*What the task asks*. Reproduce, word for word, all of the records; the pictures stay out.

Top of Records shown

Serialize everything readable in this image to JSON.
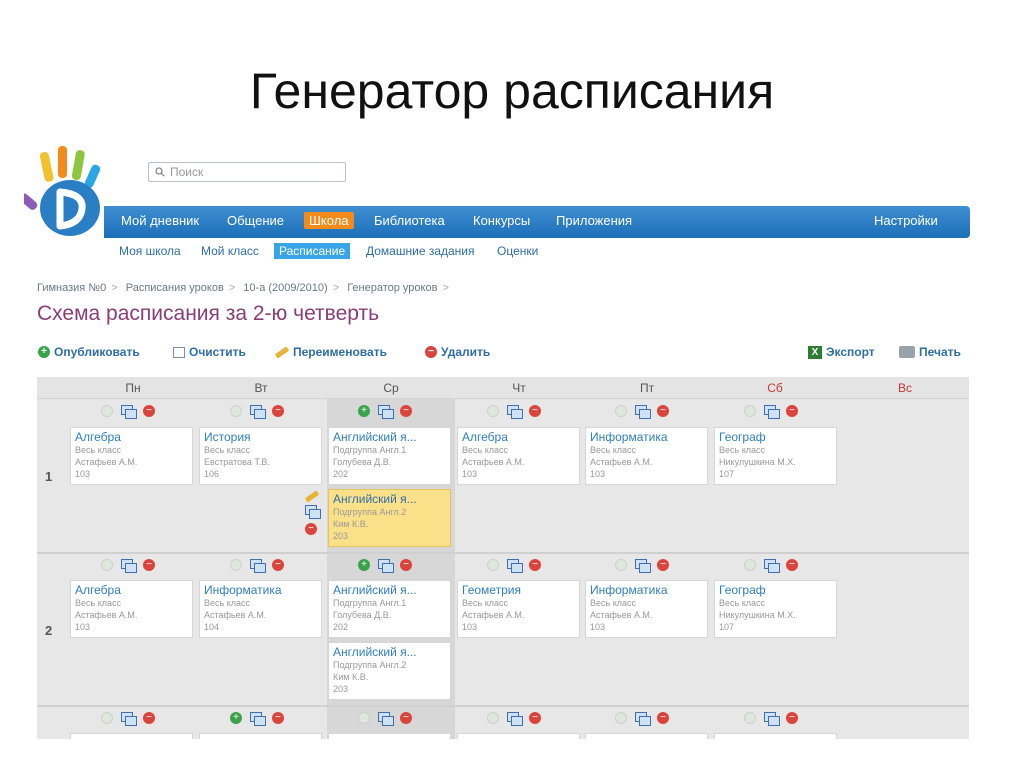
{
  "slide": {
    "title": "Генератор расписания"
  },
  "search": {
    "placeholder": "Поиск"
  },
  "nav": {
    "items": [
      "Мой дневник",
      "Общение",
      "Школа",
      "Библиотека",
      "Конкурсы",
      "Приложения"
    ],
    "active_index": 2,
    "settings": "Настройки"
  },
  "subnav": {
    "items": [
      "Моя школа",
      "Мой класс",
      "Расписание",
      "Домашние задания",
      "Оценки"
    ],
    "active_index": 2
  },
  "breadcrumb": [
    "Гимназия №0",
    "Расписания уроков",
    "10-а (2009/2010)",
    "Генератор уроков"
  ],
  "page": {
    "heading": "Схема расписания за 2-ю четверть"
  },
  "toolbar": {
    "publish": "Опубликовать",
    "clear": "Очистить",
    "rename": "Переименовать",
    "delete": "Удалить",
    "export": "Экспорт",
    "print": "Печать"
  },
  "days": [
    "Пн",
    "Вт",
    "Ср",
    "Чт",
    "Пт",
    "Сб",
    "Вс"
  ],
  "rows": [
    {
      "number": "1",
      "cards": [
        {
          "subject": "Алгебра",
          "group": "Весь класс",
          "teacher": "Астафьев А.М.",
          "room": "103"
        },
        {
          "subject": "История",
          "group": "Весь класс",
          "teacher": "Евстратова Т.В.",
          "room": "106"
        },
        {
          "subject": "Английский я...",
          "group": "Подгруппа Англ.1",
          "teacher": "Голубева Д.В.",
          "room": "202"
        },
        {
          "subject": "Алгебра",
          "group": "Весь класс",
          "teacher": "Астафьев А.М.",
          "room": "103"
        },
        {
          "subject": "Информатика",
          "group": "Весь класс",
          "teacher": "Астафьев А.М.",
          "room": "103"
        },
        {
          "subject": "Географ",
          "group": "Весь класс",
          "teacher": "Никулушкина М.Х.",
          "room": "107"
        }
      ],
      "extra": {
        "subject": "Английский я...",
        "group": "Подгруппа Англ.2",
        "teacher": "Ким К.В.",
        "room": "203"
      }
    },
    {
      "number": "2",
      "cards": [
        {
          "subject": "Алгебра",
          "group": "Весь класс",
          "teacher": "Астафьев А.М.",
          "room": "103"
        },
        {
          "subject": "Информатика",
          "group": "Весь класс",
          "teacher": "Астафьев А.М.",
          "room": "104"
        },
        {
          "subject": "Английский я...",
          "group": "Подгруппа Англ.1",
          "teacher": "Голубева Д.В.",
          "room": "202"
        },
        {
          "subject": "Геометрия",
          "group": "Весь класс",
          "teacher": "Астафьев А.М.",
          "room": "103"
        },
        {
          "subject": "Информатика",
          "group": "Весь класс",
          "teacher": "Астафьев А.М.",
          "room": "103"
        },
        {
          "subject": "Географ",
          "group": "Весь класс",
          "teacher": "Никулушкина М.Х.",
          "room": "107"
        }
      ],
      "extra": {
        "subject": "Английский я...",
        "group": "Подгруппа Англ.2",
        "teacher": "Ким К.В.",
        "room": "203"
      }
    }
  ],
  "colors": {
    "nav": "#1c6fb8",
    "active_tab": "#f28b1b",
    "heading": "#8a3e78",
    "link": "#2f6ea6",
    "selected_card": "#fbe08a"
  }
}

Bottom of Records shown

*Answer to the problem*.
Serialize everything readable in this image to JSON.
{
  "slide": {
    "title": "Генератор расписания"
  },
  "search": {
    "placeholder": "Поиск"
  },
  "nav": {
    "items": [
      "Мой дневник",
      "Общение",
      "Школа",
      "Библиотека",
      "Конкурсы",
      "Приложения"
    ],
    "active_index": 2,
    "settings": "Настройки"
  },
  "subnav": {
    "items": [
      "Моя школа",
      "Мой класс",
      "Расписание",
      "Домашние задания",
      "Оценки"
    ],
    "active_index": 2
  },
  "breadcrumb": [
    "Гимназия №0",
    "Расписания уроков",
    "10-а (2009/2010)",
    "Генератор уроков"
  ],
  "page": {
    "heading": "Схема расписания за 2-ю четверть"
  },
  "toolbar": {
    "publish": "Опубликовать",
    "clear": "Очистить",
    "rename": "Переименовать",
    "delete": "Удалить",
    "export": "Экспорт",
    "print": "Печать"
  },
  "days": [
    "Пн",
    "Вт",
    "Ср",
    "Чт",
    "Пт",
    "Сб",
    "Вс"
  ],
  "rows": [
    {
      "number": "1",
      "cards": [
        {
          "subject": "Алгебра",
          "group": "Весь класс",
          "teacher": "Астафьев А.М.",
          "room": "103"
        },
        {
          "subject": "История",
          "group": "Весь класс",
          "teacher": "Евстратова Т.В.",
          "room": "106"
        },
        {
          "subject": "Английский я...",
          "group": "Подгруппа Англ.1",
          "teacher": "Голубева Д.В.",
          "room": "202"
        },
        {
          "subject": "Алгебра",
          "group": "Весь класс",
          "teacher": "Астафьев А.М.",
          "room": "103"
        },
        {
          "subject": "Информатика",
          "group": "Весь класс",
          "teacher": "Астафьев А.М.",
          "room": "103"
        },
        {
          "subject": "Географ",
          "group": "Весь класс",
          "teacher": "Никулушкина М.Х.",
          "room": "107"
        }
      ],
      "extra": {
        "subject": "Английский я...",
        "group": "Подгруппа Англ.2",
        "teacher": "Ким К.В.",
        "room": "203"
      }
    },
    {
      "number": "2",
      "cards": [
        {
          "subject": "Алгебра",
          "group": "Весь класс",
          "teacher": "Астафьев А.М.",
          "room": "103"
        },
        {
          "subject": "Информатика",
          "group": "Весь класс",
          "teacher": "Астафьев А.М.",
          "room": "104"
        },
        {
          "subject": "Английский я...",
          "group": "Подгруппа Англ.1",
          "teacher": "Голубева Д.В.",
          "room": "202"
        },
        {
          "subject": "Геометрия",
          "group": "Весь класс",
          "teacher": "Астафьев А.М.",
          "room": "103"
        },
        {
          "subject": "Информатика",
          "group": "Весь класс",
          "teacher": "Астафьев А.М.",
          "room": "103"
        },
        {
          "subject": "Географ",
          "group": "Весь класс",
          "teacher": "Никулушкина М.Х.",
          "room": "107"
        }
      ],
      "extra": {
        "subject": "Английский я...",
        "group": "Подгруппа Англ.2",
        "teacher": "Ким К.В.",
        "room": "203"
      }
    }
  ],
  "colors": {
    "nav": "#1c6fb8",
    "active_tab": "#f28b1b",
    "heading": "#8a3e78",
    "link": "#2f6ea6",
    "selected_card": "#fbe08a"
  }
}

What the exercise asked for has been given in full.